> **Source data**
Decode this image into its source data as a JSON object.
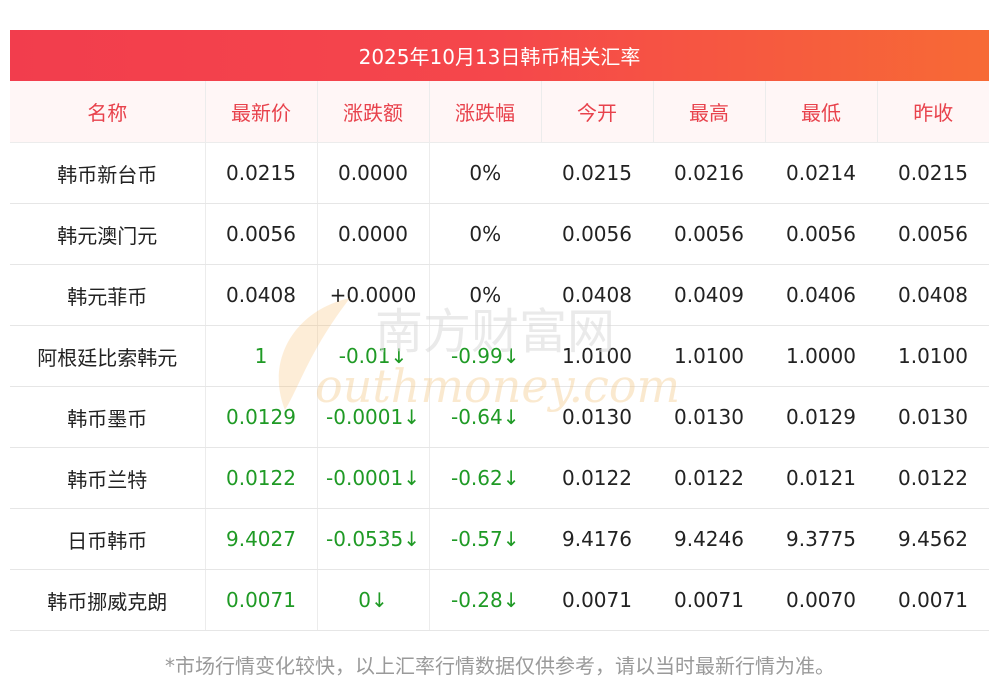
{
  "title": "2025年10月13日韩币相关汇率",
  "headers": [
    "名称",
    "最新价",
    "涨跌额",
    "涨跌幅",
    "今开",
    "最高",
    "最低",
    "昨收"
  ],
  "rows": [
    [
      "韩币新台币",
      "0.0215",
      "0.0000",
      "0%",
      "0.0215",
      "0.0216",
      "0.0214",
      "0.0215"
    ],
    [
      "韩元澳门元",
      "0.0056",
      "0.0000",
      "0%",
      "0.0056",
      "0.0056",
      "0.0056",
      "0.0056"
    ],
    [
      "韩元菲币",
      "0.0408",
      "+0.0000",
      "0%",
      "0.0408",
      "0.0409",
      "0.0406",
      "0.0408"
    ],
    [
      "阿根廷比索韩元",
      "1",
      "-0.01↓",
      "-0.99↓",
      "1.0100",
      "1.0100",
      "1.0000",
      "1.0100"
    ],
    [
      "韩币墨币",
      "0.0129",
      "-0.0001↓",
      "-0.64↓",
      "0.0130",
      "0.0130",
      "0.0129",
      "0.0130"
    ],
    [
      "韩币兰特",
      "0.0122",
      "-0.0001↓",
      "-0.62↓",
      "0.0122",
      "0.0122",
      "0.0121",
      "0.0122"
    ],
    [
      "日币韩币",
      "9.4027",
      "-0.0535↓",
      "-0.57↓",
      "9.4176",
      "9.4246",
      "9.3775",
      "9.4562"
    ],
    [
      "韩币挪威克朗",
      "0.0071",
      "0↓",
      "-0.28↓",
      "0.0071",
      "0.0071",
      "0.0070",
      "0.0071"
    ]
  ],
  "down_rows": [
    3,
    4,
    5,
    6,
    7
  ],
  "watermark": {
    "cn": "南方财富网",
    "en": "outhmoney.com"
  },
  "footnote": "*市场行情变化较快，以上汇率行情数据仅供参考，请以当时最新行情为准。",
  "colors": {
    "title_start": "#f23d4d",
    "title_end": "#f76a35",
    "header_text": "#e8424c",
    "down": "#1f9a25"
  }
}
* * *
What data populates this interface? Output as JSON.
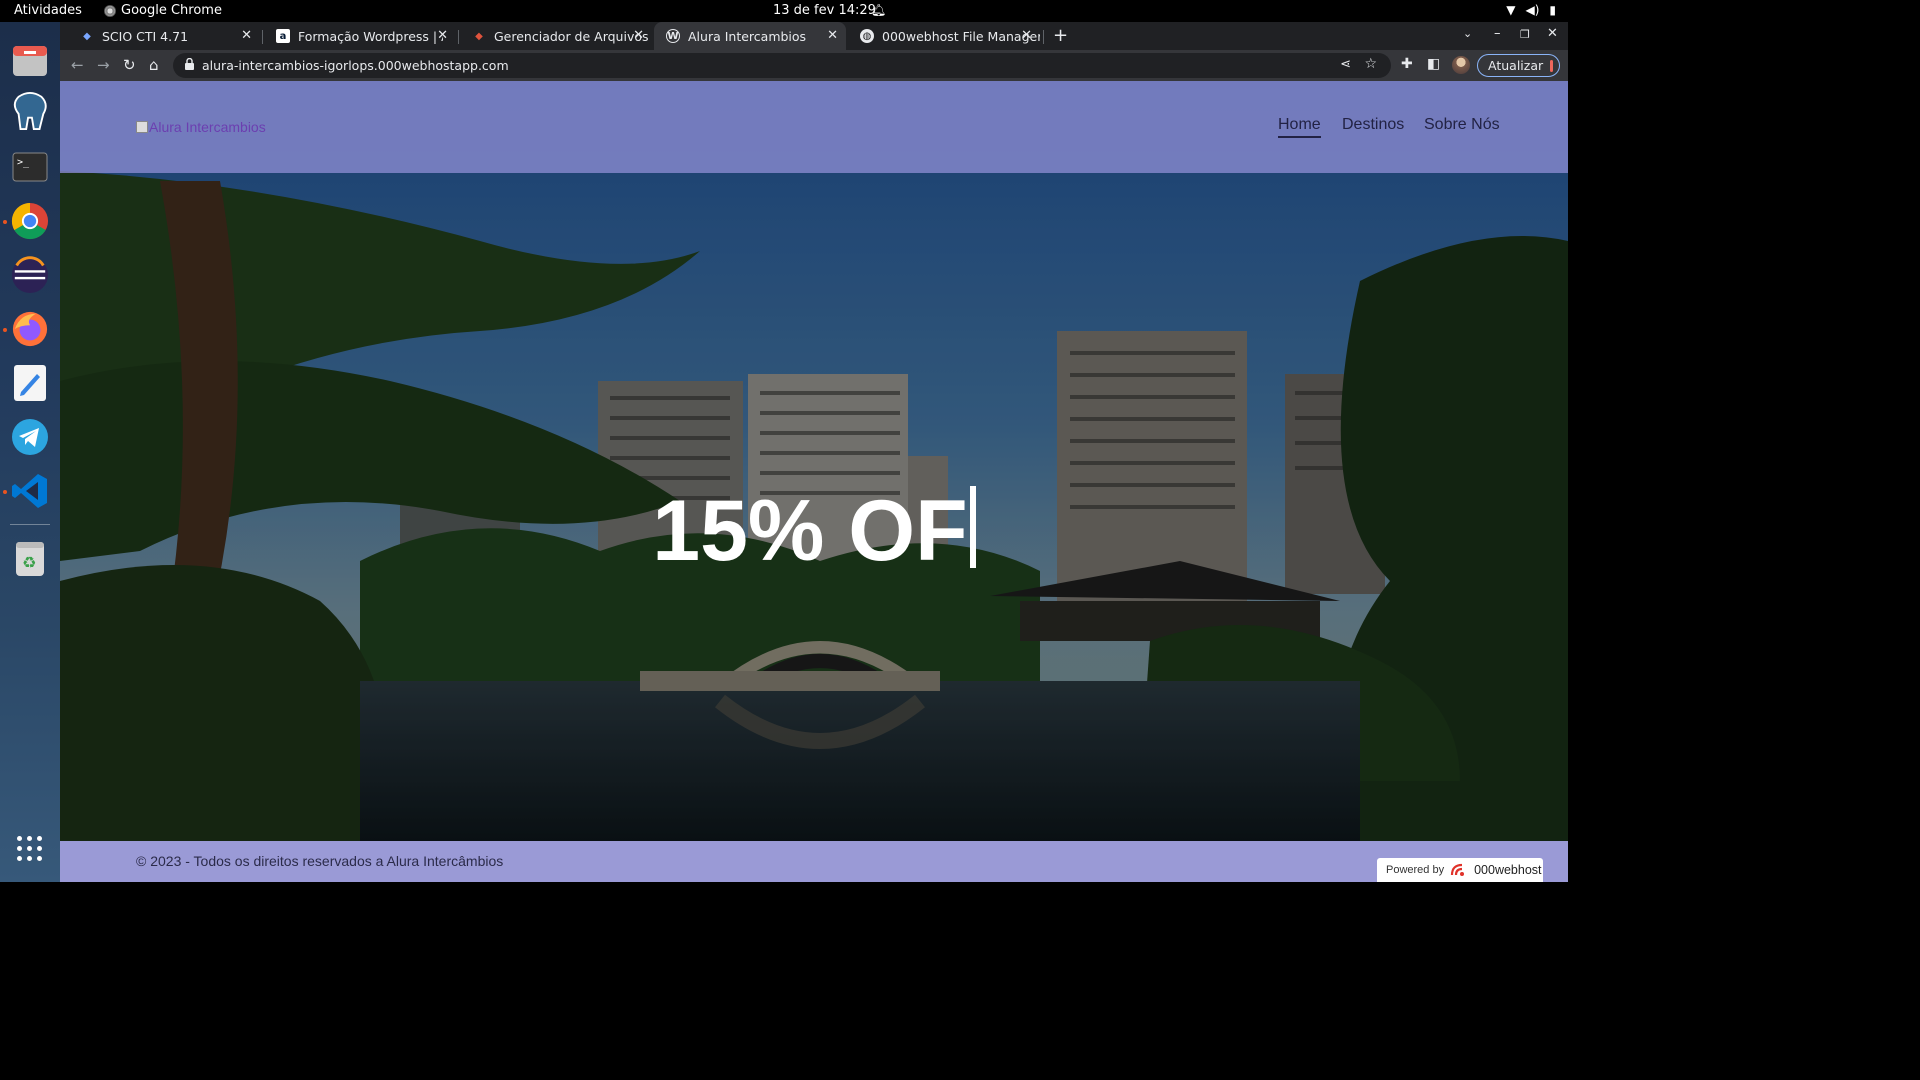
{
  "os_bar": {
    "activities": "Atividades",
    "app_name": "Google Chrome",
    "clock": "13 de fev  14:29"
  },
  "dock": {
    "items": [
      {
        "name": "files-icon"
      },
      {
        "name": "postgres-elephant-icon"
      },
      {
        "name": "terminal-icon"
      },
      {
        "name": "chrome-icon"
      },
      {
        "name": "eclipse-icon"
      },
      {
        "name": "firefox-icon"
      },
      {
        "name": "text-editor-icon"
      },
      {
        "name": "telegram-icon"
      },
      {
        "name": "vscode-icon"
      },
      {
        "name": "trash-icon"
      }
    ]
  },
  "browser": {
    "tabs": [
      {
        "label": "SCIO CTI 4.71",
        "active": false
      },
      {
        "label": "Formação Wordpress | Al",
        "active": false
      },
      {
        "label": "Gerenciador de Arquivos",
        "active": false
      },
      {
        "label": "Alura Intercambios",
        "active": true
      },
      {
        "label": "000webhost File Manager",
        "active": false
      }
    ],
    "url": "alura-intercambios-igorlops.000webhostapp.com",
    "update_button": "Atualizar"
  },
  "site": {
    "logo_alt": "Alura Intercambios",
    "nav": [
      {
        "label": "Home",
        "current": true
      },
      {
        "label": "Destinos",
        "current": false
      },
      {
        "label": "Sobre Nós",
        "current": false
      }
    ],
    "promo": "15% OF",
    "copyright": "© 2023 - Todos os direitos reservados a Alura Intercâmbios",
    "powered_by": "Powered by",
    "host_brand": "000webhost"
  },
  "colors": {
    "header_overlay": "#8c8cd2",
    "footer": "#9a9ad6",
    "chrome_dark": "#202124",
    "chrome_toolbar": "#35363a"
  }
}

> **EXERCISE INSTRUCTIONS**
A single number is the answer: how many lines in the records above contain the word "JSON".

> **EXPECTED ANSWER**
2